A Bronze Figure of ‘La Nature se dévoilant devant la Science’ by Louis-Ernest Barrias.
Inscribed ‘E. Barrias’ and with Susse Frères foundry cachet and further Susse inscription.
This alluring bronze figure is a finely cast example of Barrias’s most celebrated work, an homage to advances made in scientific exploration and a masterpiece of early art nouveau. The figure depicts a young woman, the allegory of Nature, removing her veil to reveal her face and bare breasts to the cold gaze of science.
The figure first appeared in white marble at the Paris Salon of 1893 as ‘La Nature mystérieuse et voilée se découvre devant la Science’ and was acquired by the faculty at l’Ecole de Médecine in Bordeaux. Barrias returned to the theme a few years later exhibiting a related sculpture at the 1899 Salon, simply titled ‘La Nature se dévoilant’. Following in the spirit of pioneers of polychromy such as Charles-Henri-Joseph Cordier and Eugène Cornu this figure was carved using expensive and luxurious materials such as Algerian onyx for the drapery, lapis lazuli for the ribbon and malachite for the scarab. This figure is now in the collection of the Muse d’Orsay. A final version in white marble was made in 1902 and acquired by the École de Medicine in Paris.
The first bronze casts exhibited by Susse were shown in various sizes and to great critical acclaim at the 1900 Exposition Universelle. Awarded a prestigious Grand Prix at the Liège Exhibition of 1905, the renowned bronzier Théodore Millet deemed the model a tour de force for the Susse firm and proclaimed it ‘the finest of the works exhibited’.
Louis-Ernest Barrias (1841 – 1905) was one of the most celebrated and influential sculptors of the late nineteenth century. Along with contemporaries such as Batholdi (of Statue of Liberty fame), he was influential in re-inventing a new sophisticated approach to allegorical representation, evident in the romantic figure of Nature Revealing Herself, but also in handling themes of modernity such as his Allegory to Electricity for the Gallery of Machines at the 1889 Exposition Universelle.
Born in Paris into a family of well known artists Louis-Ernest started his career as a painter. He studied under Léon Cogniet, before later taking up sculpture under Pierre-Jules Cavelier and following his admittance to the École des Beaux-Arts in Paris 1858, François Jouffroy. In 1865 Barrias won the Prix de Rome and was involved in the decoration of the Paris Opéra and the Hôtel de la Païva in the Champs-Élysées.
In 1878 he was made a knight of the Legion of Honour, an officer in 1881, and a commander in 1900. Barrias replaced Dumont at the Institut de France in 1884 and succeeded Cavelier as professor at the École des Beaux-Arts.
Tracing its origins to 1758, the Paris foundry of Susse Frères is one of the oldest art foundries in Europe.
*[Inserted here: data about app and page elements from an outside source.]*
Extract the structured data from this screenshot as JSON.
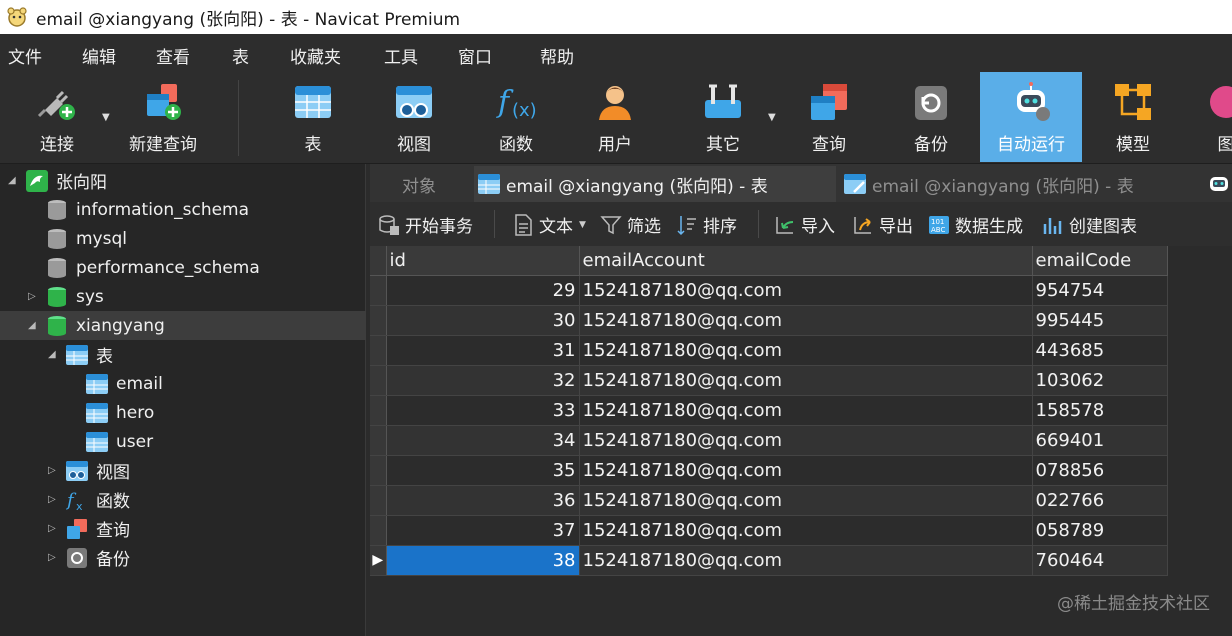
{
  "window": {
    "title": "email @xiangyang (张向阳) - 表 - Navicat Premium"
  },
  "menu": [
    "文件",
    "编辑",
    "查看",
    "表",
    "收藏夹",
    "工具",
    "窗口",
    "帮助"
  ],
  "toolbar": {
    "connect": "连接",
    "new_query": "新建查询",
    "table": "表",
    "view": "视图",
    "function": "函数",
    "user": "用户",
    "other": "其它",
    "query": "查询",
    "backup": "备份",
    "auto_run": "自动运行",
    "model": "模型",
    "chart_partial": "图"
  },
  "sidebar": {
    "connection": "张向阳",
    "databases": [
      "information_schema",
      "mysql",
      "performance_schema",
      "sys",
      "xiangyang"
    ],
    "tables_group": "表",
    "tables": [
      "email",
      "hero",
      "user"
    ],
    "groups": [
      "视图",
      "函数",
      "查询",
      "备份"
    ]
  },
  "tabs": {
    "objects": "对象",
    "active": "email @xiangyang (张向阳) - 表",
    "inactive": "email @xiangyang (张向阳) - 表"
  },
  "subbar": {
    "begin_tx": "开始事务",
    "text": "文本",
    "filter": "筛选",
    "sort": "排序",
    "import": "导入",
    "export": "导出",
    "data_gen": "数据生成",
    "create_chart": "创建图表"
  },
  "grid": {
    "columns": [
      "id",
      "emailAccount",
      "emailCode"
    ],
    "rows": [
      [
        "29",
        "1524187180@qq.com",
        "954754"
      ],
      [
        "30",
        "1524187180@qq.com",
        "995445"
      ],
      [
        "31",
        "1524187180@qq.com",
        "443685"
      ],
      [
        "32",
        "1524187180@qq.com",
        "103062"
      ],
      [
        "33",
        "1524187180@qq.com",
        "158578"
      ],
      [
        "34",
        "1524187180@qq.com",
        "669401"
      ],
      [
        "35",
        "1524187180@qq.com",
        "078856"
      ],
      [
        "36",
        "1524187180@qq.com",
        "022766"
      ],
      [
        "37",
        "1524187180@qq.com",
        "058789"
      ],
      [
        "38",
        "1524187180@qq.com",
        "760464"
      ]
    ]
  },
  "watermark": "@稀土掘金技术社区",
  "colors": {
    "accent": "#5aaee8",
    "selection": "#1a73c9"
  }
}
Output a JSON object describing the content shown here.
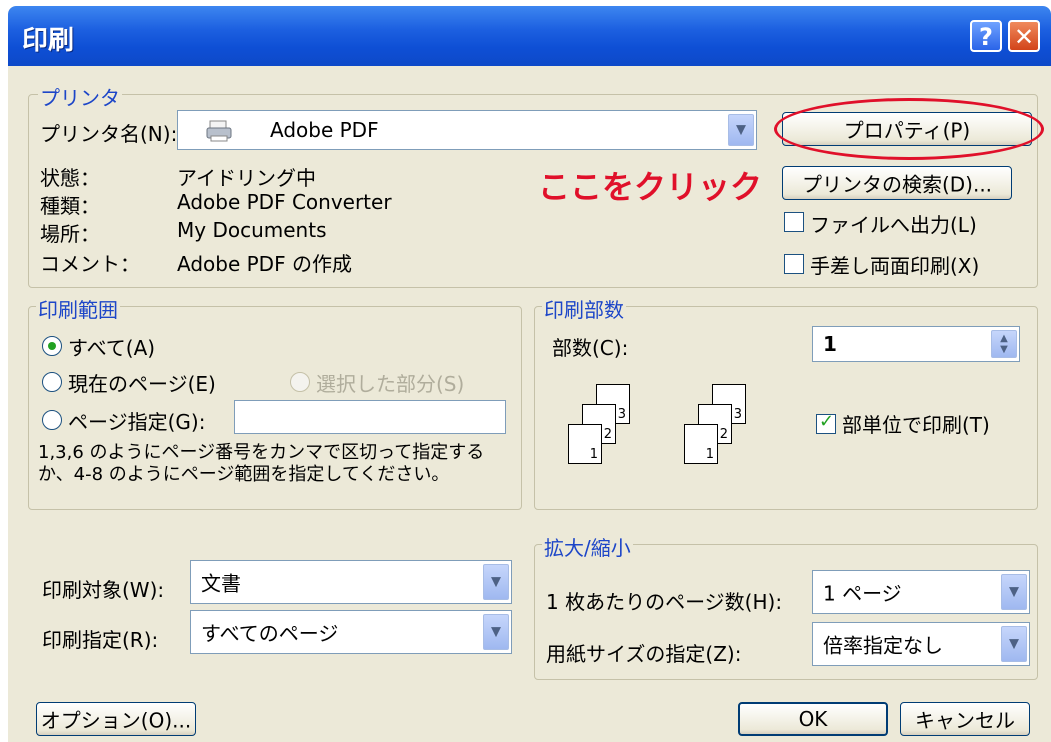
{
  "window": {
    "title": "印刷"
  },
  "titlebar": {
    "help_label": "?",
    "close_label": "✕"
  },
  "printer": {
    "group_label": "プリンタ",
    "name_label": "プリンタ名(N):",
    "name_value": "Adobe PDF",
    "status_label": "状態：",
    "status_value": "アイドリング中",
    "type_label": "種類：",
    "type_value": "Adobe PDF Converter",
    "location_label": "場所：",
    "location_value": "My Documents",
    "comment_label": "コメント：",
    "comment_value": "Adobe PDF の作成",
    "properties_button": "プロパティ(P)",
    "find_button": "プリンタの検索(D)...",
    "print_to_file_label": "ファイルへ出力(L)",
    "print_to_file_checked": false,
    "manual_duplex_label": "手差し両面印刷(X)",
    "manual_duplex_checked": false
  },
  "annotation": {
    "text": "ここをクリック",
    "color": "#e0102a"
  },
  "range": {
    "group_label": "印刷範囲",
    "all_label": "すべて(A)",
    "current_label": "現在のページ(E)",
    "selection_label": "選択した部分(S)",
    "pages_label": "ページ指定(G):",
    "pages_value": "",
    "hint": "1,3,6 のようにページ番号をカンマで区切って指定するか、4-8 のようにページ範囲を指定してください。",
    "selected": "all"
  },
  "copies": {
    "group_label": "印刷部数",
    "count_label": "部数(C):",
    "count_value": "1",
    "collate_label": "部単位で印刷(T)",
    "collate_checked": true,
    "page_numbers": [
      "1",
      "2",
      "3"
    ]
  },
  "print_what": {
    "label": "印刷対象(W):",
    "value": "文書"
  },
  "print_which": {
    "label": "印刷指定(R):",
    "value": "すべてのページ"
  },
  "zoom": {
    "group_label": "拡大/縮小",
    "pages_per_sheet_label": "1 枚あたりのページ数(H):",
    "pages_per_sheet_value": "1 ページ",
    "scale_label": "用紙サイズの指定(Z):",
    "scale_value": "倍率指定なし"
  },
  "footer": {
    "options_button": "オプション(O)...",
    "ok_button": "OK",
    "cancel_button": "キャンセル"
  }
}
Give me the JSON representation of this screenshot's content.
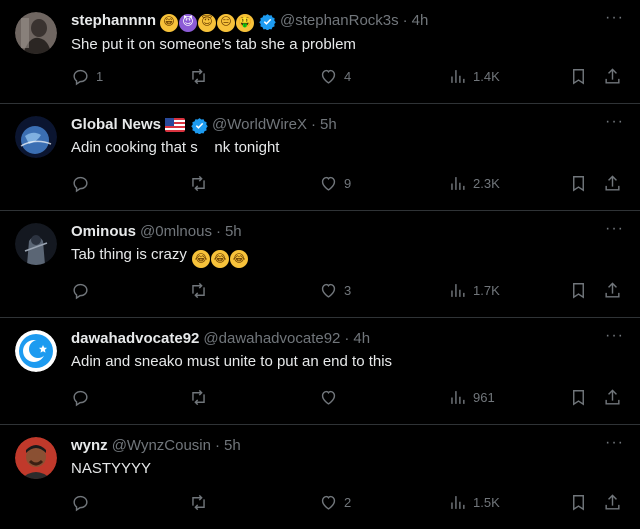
{
  "tweets": [
    {
      "name": "stephannnn",
      "handle": "@stephanRock3s",
      "dot": "·",
      "time": "4h",
      "text": "She put it on someone’s tab she a problem",
      "reply_count": "1",
      "retweet_count": "",
      "like_count": "4",
      "view_count": "1.4K",
      "more_label": "···",
      "avatar_colors": [
        "#8a7f78",
        "#3a3330"
      ]
    },
    {
      "name": "Global News",
      "handle": "@WorldWireX",
      "dot": "·",
      "time": "5h",
      "text": "Adin cooking that s    nk tonight",
      "reply_count": "",
      "retweet_count": "",
      "like_count": "9",
      "view_count": "2.3K",
      "more_label": "···",
      "avatar_colors": [
        "#3b6fb3",
        "#0b1530"
      ]
    },
    {
      "name": "Ominous",
      "handle": "@0mlnous",
      "dot": "·",
      "time": "5h",
      "text": "Tab thing is crazy",
      "reply_count": "",
      "retweet_count": "",
      "like_count": "3",
      "view_count": "1.7K",
      "more_label": "···",
      "avatar_colors": [
        "#5b6675",
        "#141820"
      ]
    },
    {
      "name": "dawahadvocate92",
      "handle": "@dawahadvocate92",
      "dot": "·",
      "time": "4h",
      "text": "Adin and sneako must unite to put an end to this",
      "reply_count": "",
      "retweet_count": "",
      "like_count": "",
      "view_count": "961",
      "more_label": "···",
      "avatar_colors": [
        "#1d9bf0",
        "#ffffff"
      ]
    },
    {
      "name": "wynz",
      "handle": "@WynzCousin",
      "dot": "·",
      "time": "5h",
      "text": "NASTYYYY",
      "reply_count": "",
      "retweet_count": "",
      "like_count": "2",
      "view_count": "1.5K",
      "more_label": "···",
      "avatar_colors": [
        "#c0392b",
        "#6b3a22"
      ]
    }
  ],
  "colors": {
    "background": "#000000",
    "text": "#e7e9ea",
    "secondary": "#71767b",
    "divider": "#2f3336",
    "verified": "#1d9bf0"
  }
}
They were appointed suppliers to Empress Marie Louise from 1812 and the Duc de Berry from 1818. Following the 1830 revolution they were granted a Royal Warrant as an official supplier to the monarchy. Originally a stationery company selling small bronze statuettes, the company began to focus on the process of bronze casting as early as 1839 under the direction of the brothers Michel Victor and Amedee Susse. They producing in that year a six-page catalogue of bronze sculpture.
In 1847 they obtained the right to use the Sauvage procedure for reduction, similar to that invented by Achille Collas and employed by Ferdinand Barbedienne. The ability to produce reductions of large scale bronzes enabled Susse to create editions of work in various sizes and opened up the market to collectors. Michel Victor Susse died in 1860 leaving Amedee as the sole director of the foundry until 1880 when Albert Susse became the director.
In the subsequent years Susse Frères obtained the rights to produce editions of the works of some of the most important French sculptors of the nineteenth century including: James Pradier, Pierre-Jules Mêne , Auguste Cain , Pierre-Nicolas Turgenev , Yevgeny Alexandrovich Lanceray, Louis-Ernest Barrias , Jules Dalou , Alexandre Falguière and Mathurin Moreau.
Renowned for the quality of its casting and multipatinated finishes, the firm of Susse Frères exhibited with notable success at many of the great exhibitions of the nineteenth century including a prize medal at the 1851 Great Exhibition in London and a Grand Prix at the 1905 Lieges Exposition Universelle.
French, Circa 1905.